Objectives:In experimental animal models, exogenous aldosterone excess has been linked to the progression of renal disease. However, the evidence of an increased risk of renal damage in patients affected by primary aldosteronism remains controversial. We aimed at evaluating the association between primary aldosteronism and renal damage through a meta-analysis.Methods:We performed a quantitative review of studies evaluating parameters of renal function in patients affected by primary aldosteronism compared with hypertensive patients without primary aldosteronism and in patients affected by primary aldosteronism before and after treatment. We searched MEDLINE, EMBASE, and the Cochrane Central Register of Controlled Trials from January 1960 up to April 2019.Results:Forty-six studies including 6056 patients with primary aldosteronism and 9733 patients affected by arterial hypertension without primary aldosteronism were included.

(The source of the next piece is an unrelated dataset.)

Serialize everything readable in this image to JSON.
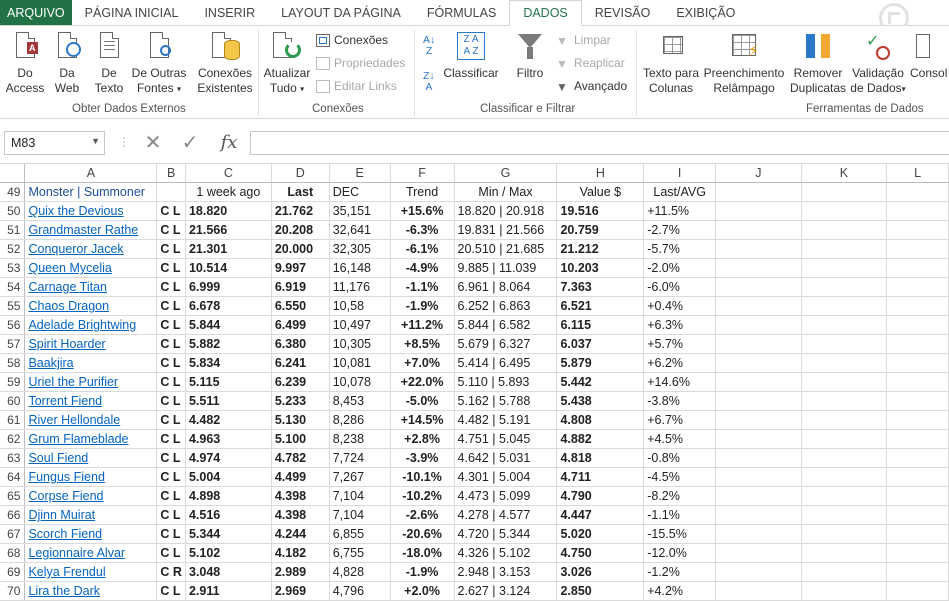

After 8.5 years from hypertension diagnosis, patients with primary aldosteronism had an increased estimated glomerular filtration rate (eGFR) compared with hypertensive patients without primary aldosteronism [by 3.37 ml/min IQR (0.82-5.93)] and a more severe albuminuria [standard mean difference 0.55 (0.19-0.91)], resulting into an association with microalbuminuria [odds ratio (OR) 2.09 (1.40; 3.12)] and proteinuria [OR 2.68 (1.89;3.79)]. Following primary aldosteronism treatment, after a median follow-up of 12 months, a reduction in eGFR was observed [by -10.69 ml/min (-13.23; -8.16)], consistent in both medically and surgically treated patients. Similarly, a reduction in albumin excretion and an increase in serum creatinine were observed after treatment.Conclusion:Patients affected by primary aldosteronism, compared with patients affected by arterial hypertension without primary aldosteronism, display a more pronounced target organ damage, which can be mitigated by the specific treatment.
- primary aldosteronism
- target organ damage
ASJC Scopus subject areas
- Internal Medicine
- Cardiology and Cardiovascular Medicine